Input records Start Marker

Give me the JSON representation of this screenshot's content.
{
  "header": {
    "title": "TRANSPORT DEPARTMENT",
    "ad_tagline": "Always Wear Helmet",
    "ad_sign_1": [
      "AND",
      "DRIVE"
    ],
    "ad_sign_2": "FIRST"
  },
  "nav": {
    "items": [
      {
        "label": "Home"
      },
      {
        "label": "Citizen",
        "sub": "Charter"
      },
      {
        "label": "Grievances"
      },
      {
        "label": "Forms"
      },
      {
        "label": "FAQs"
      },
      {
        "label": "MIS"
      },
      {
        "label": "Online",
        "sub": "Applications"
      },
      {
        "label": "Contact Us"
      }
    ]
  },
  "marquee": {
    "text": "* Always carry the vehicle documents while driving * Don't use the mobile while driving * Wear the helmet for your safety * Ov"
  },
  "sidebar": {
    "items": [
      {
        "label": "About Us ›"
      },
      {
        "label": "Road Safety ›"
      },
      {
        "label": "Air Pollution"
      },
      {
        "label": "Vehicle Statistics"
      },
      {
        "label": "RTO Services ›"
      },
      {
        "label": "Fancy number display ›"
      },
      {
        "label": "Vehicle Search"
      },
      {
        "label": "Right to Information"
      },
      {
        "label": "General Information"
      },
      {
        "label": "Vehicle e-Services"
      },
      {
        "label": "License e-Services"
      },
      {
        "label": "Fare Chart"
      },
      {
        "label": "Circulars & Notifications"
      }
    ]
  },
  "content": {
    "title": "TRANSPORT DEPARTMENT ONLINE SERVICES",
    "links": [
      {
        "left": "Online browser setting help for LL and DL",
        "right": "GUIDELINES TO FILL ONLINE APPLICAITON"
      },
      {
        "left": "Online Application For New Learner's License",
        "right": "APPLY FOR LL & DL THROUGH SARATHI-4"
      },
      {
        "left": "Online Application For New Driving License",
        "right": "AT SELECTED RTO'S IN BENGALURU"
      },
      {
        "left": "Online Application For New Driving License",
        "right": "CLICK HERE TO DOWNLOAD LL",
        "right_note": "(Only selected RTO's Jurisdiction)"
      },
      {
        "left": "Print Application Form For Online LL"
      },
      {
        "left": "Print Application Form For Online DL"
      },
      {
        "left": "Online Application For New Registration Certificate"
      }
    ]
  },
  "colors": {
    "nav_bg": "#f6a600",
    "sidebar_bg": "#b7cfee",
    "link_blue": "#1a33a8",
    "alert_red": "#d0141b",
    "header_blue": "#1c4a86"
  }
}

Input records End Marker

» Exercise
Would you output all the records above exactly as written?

» Answer box
Give me the JSON representation of this screenshot's content.
{
  "header": {
    "title": "TRANSPORT DEPARTMENT",
    "ad_tagline": "Always Wear Helmet",
    "ad_sign_1": [
      "AND",
      "DRIVE"
    ],
    "ad_sign_2": "FIRST"
  },
  "nav": {
    "items": [
      {
        "label": "Home"
      },
      {
        "label": "Citizen",
        "sub": "Charter"
      },
      {
        "label": "Grievances"
      },
      {
        "label": "Forms"
      },
      {
        "label": "FAQs"
      },
      {
        "label": "MIS"
      },
      {
        "label": "Online",
        "sub": "Applications"
      },
      {
        "label": "Contact Us"
      }
    ]
  },
  "marquee": {
    "text": "* Always carry the vehicle documents while driving * Don't use the mobile while driving * Wear the helmet for your safety * Ov"
  },
  "sidebar": {
    "items": [
      {
        "label": "About Us ›"
      },
      {
        "label": "Road Safety ›"
      },
      {
        "label": "Air Pollution"
      },
      {
        "label": "Vehicle Statistics"
      },
      {
        "label": "RTO Services ›"
      },
      {
        "label": "Fancy number display ›"
      },
      {
        "label": "Vehicle Search"
      },
      {
        "label": "Right to Information"
      },
      {
        "label": "General Information"
      },
      {
        "label": "Vehicle e-Services"
      },
      {
        "label": "License e-Services"
      },
      {
        "label": "Fare Chart"
      },
      {
        "label": "Circulars & Notifications"
      }
    ]
  },
  "content": {
    "title": "TRANSPORT DEPARTMENT ONLINE SERVICES",
    "links": [
      {
        "left": "Online browser setting help for LL and DL",
        "right": "GUIDELINES TO FILL ONLINE APPLICAITON"
      },
      {
        "left": "Online Application For New Learner's License",
        "right": "APPLY FOR LL & DL THROUGH SARATHI-4"
      },
      {
        "left": "Online Application For New Driving License",
        "right": "AT SELECTED RTO'S IN BENGALURU"
      },
      {
        "left": "Online Application For New Driving License",
        "right": "CLICK HERE TO DOWNLOAD LL",
        "right_note": "(Only selected RTO's Jurisdiction)"
      },
      {
        "left": "Print Application Form For Online LL"
      },
      {
        "left": "Print Application Form For Online DL"
      },
      {
        "left": "Online Application For New Registration Certificate"
      }
    ]
  },
  "colors": {
    "nav_bg": "#f6a600",
    "sidebar_bg": "#b7cfee",
    "link_blue": "#1a33a8",
    "alert_red": "#d0141b",
    "header_blue": "#1c4a86"
  }
}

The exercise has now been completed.